Work instruction: Looking at the listing, state how many of its lines contain the string "available". Write only the number.

Segment Start: Exercise data

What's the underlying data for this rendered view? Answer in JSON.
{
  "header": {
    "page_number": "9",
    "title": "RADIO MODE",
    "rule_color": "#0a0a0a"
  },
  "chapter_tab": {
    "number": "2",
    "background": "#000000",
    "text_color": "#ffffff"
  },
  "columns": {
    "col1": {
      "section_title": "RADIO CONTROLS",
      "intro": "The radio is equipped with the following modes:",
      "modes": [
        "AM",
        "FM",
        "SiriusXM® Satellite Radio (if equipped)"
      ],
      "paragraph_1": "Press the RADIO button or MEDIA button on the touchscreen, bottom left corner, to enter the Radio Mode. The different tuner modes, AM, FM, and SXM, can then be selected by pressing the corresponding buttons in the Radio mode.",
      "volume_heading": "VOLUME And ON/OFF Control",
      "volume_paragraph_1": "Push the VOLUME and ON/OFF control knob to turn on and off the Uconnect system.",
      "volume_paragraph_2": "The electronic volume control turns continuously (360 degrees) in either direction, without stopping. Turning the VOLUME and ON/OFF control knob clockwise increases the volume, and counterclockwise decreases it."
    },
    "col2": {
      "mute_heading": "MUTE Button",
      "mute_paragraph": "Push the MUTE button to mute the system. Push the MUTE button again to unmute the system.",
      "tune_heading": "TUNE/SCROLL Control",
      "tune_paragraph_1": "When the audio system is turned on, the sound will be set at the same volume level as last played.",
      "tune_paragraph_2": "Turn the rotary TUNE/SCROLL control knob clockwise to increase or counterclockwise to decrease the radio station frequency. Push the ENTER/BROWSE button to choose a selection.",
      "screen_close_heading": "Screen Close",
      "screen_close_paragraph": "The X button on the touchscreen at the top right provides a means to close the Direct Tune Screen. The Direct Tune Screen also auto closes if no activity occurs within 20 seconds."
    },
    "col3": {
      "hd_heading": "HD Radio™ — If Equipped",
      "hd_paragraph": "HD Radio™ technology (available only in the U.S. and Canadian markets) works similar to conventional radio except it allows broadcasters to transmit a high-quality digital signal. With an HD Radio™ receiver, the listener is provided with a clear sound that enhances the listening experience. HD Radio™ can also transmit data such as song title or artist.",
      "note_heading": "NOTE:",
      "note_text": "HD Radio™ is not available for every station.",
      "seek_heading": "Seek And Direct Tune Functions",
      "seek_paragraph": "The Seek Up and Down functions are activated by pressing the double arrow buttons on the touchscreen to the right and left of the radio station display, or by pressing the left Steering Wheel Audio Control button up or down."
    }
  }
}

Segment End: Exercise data

Reply: 2